The picture at right shows the G3 version of the Roman testudo (tortoise) formation.  This was our class’s entry into the Social Studies parade.  Our curriculum included Greek and Roman history, so a testudo formation was right up our alley.  The G3 posterboard shields look nice, don’t they?

The G3 brand belonged to everyone in the class.  Students proudly decorated folders, notebooks and even backpacks.  Our PTSO created signing shirts for end-of-year autographs, and the kids all wanted G3 on their shirt.

I knew a teacher whose classroom was in the basement, Room B-6.  She renamed her classroom “The  BOG” as wordplay on B-o6, then she used frogs as a theme for everything related to her class.

Another teacher chose ladybugs for a theme.  She called her students “Lovebugs,” as in “Lovebug, could you have made a better choice than hitting Tommy?” Everything sounds sweet if you add “lovebug.”

I highly recommend that you create a brand for your classroom.  It can be a play on your name or grade, the school name, or a theme that you can use to decorate the classroom.  Make it unique so that it only applies to your class.  The “insider” feeling will be well worth the effort.

Posted in Classroom Management,First Year Teachers by Corey Green @ May 9, 2016

 

Extra credit: 6 benefits

apluspaperExtra credit can be a motivational tool that empowers students and helps parents get involved.    Here are five reasons I like to assign extra credit:

Students feel more control of their grades.  With extra credit, students know that there are ways they can influence their grade.  They don’t have to wait for you to give a grade–they can earn it on their own.

Students learn study skills.  This works especially well in math.

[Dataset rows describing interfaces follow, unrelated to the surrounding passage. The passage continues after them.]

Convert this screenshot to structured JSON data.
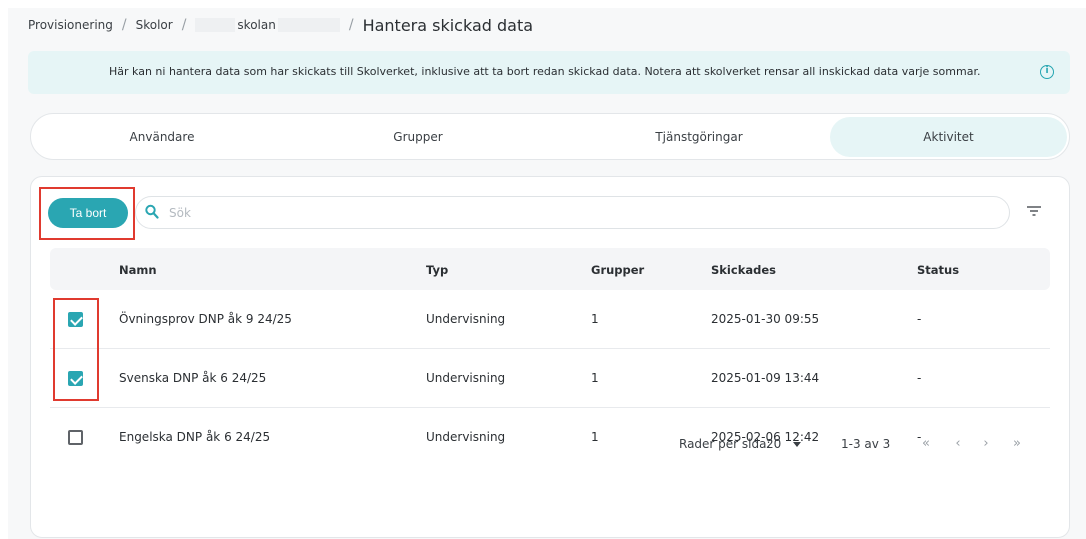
{
  "breadcrumb": {
    "items": [
      "Provisionering",
      "Skolor",
      "skolan"
    ],
    "current": "Hantera skickad data",
    "separator": "/"
  },
  "banner": {
    "text": "Här kan ni hantera data som har skickats till Skolverket, inklusive att ta bort redan skickad data. Notera att skolverket rensar all inskickad data varje sommar.",
    "icon": "info-icon"
  },
  "tabs": [
    {
      "label": "Användare",
      "active": false
    },
    {
      "label": "Grupper",
      "active": false
    },
    {
      "label": "Tjänstgöringar",
      "active": false
    },
    {
      "label": "Aktivitet",
      "active": true
    }
  ],
  "toolbar": {
    "delete_label": "Ta bort",
    "search_placeholder": "Sök",
    "search_value": ""
  },
  "table": {
    "columns": [
      "Namn",
      "Typ",
      "Grupper",
      "Skickades",
      "Status"
    ],
    "rows": [
      {
        "checked": true,
        "name": "Övningsprov DNP åk 9 24/25",
        "type": "Undervisning",
        "groups": "1",
        "sent": "2025-01-30 09:55",
        "status": "-"
      },
      {
        "checked": true,
        "name": "Svenska DNP åk 6 24/25",
        "type": "Undervisning",
        "groups": "1",
        "sent": "2025-01-09 13:44",
        "status": "-"
      },
      {
        "checked": false,
        "name": "Engelska DNP åk 6 24/25",
        "type": "Undervisning",
        "groups": "1",
        "sent": "2025-02-06 12:42",
        "status": "-"
      }
    ]
  },
  "pagination": {
    "rows_per_page_label": "Rader per sida:",
    "rows_per_page_value": "20",
    "range": "1-3 av 3",
    "first": "«",
    "prev": "‹",
    "next": "›",
    "last": "»"
  },
  "colors": {
    "accent": "#2aa6b2",
    "banner_bg": "#e6f5f6",
    "highlight_box": "#e03a2f"
  }
}
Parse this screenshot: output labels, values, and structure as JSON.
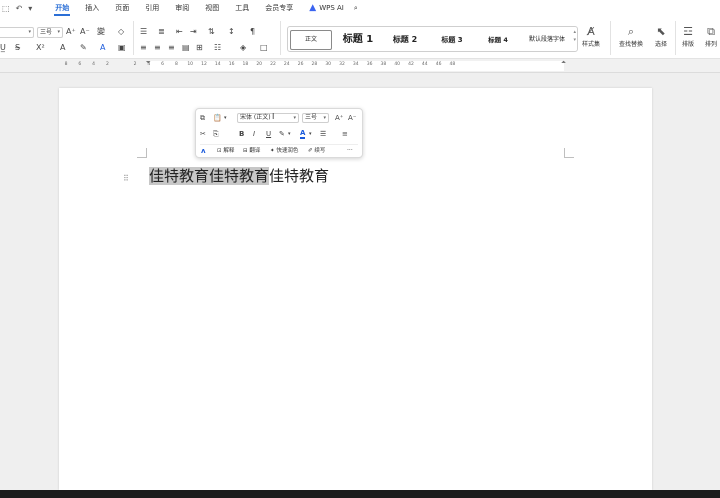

I copy the practice/reteach pages from our textbook program.  Higher achieving students can do the problems as a grade booster; lower-achieving students can work with the teacher, a peer, a tutor, or a parent to learn the material.  Struggling students are more motivated to do these practice problems because they know it will improve their grade.

Extra credit can make difficult conversations more productive.  We all have to phone or write parents to explain that a student is struggling.  If you offer lots of extra credit opportunities, you can make the conversation productive and positive by emphasizing what students and parents can do right now to improve the grade.  Everyone will feel better about putting in the time and effort.

Extra credit is motivational–and contagious: once a few students do extra credit and see results, others will be more motivated to try it themselves.  My classes work harder when I provide a lot of extra credit opportunities.  Many teachers fear students will do the extra credit instead of regular assignments, but I find that extra credit makes students work harder on the required work, too.  Students get into the habit of achieving.

Students are willing to take risks: students will work harder and do more challenging work in an extra credit context.  Extra credit is risk-free, so if the work isn’t up to par, it just doesn’t count.  It doesn’t hurt the students’ grades.  I find that students are more willing to try challenge problems, higher-order thinking questions, and critical thinking prompts if they know that it’s just for extra credit.  They often end up doing better than they would have if the assignment had been required.  (Extra credit takes the resentment out of work!)

Extra credit keeps struggling students in the game: we know that struggling students need to work more, not less, than others.  Extra credit lets them do remedial work that immediately impacts their grade.  It can make the difference between passing and failing.  As students do more extra credit, they learn the skills needed to pass the class on their own, with or without the bonus points.

Posted in Classroom Management,Tips for Teachers by Corey Green @ May 2, 2016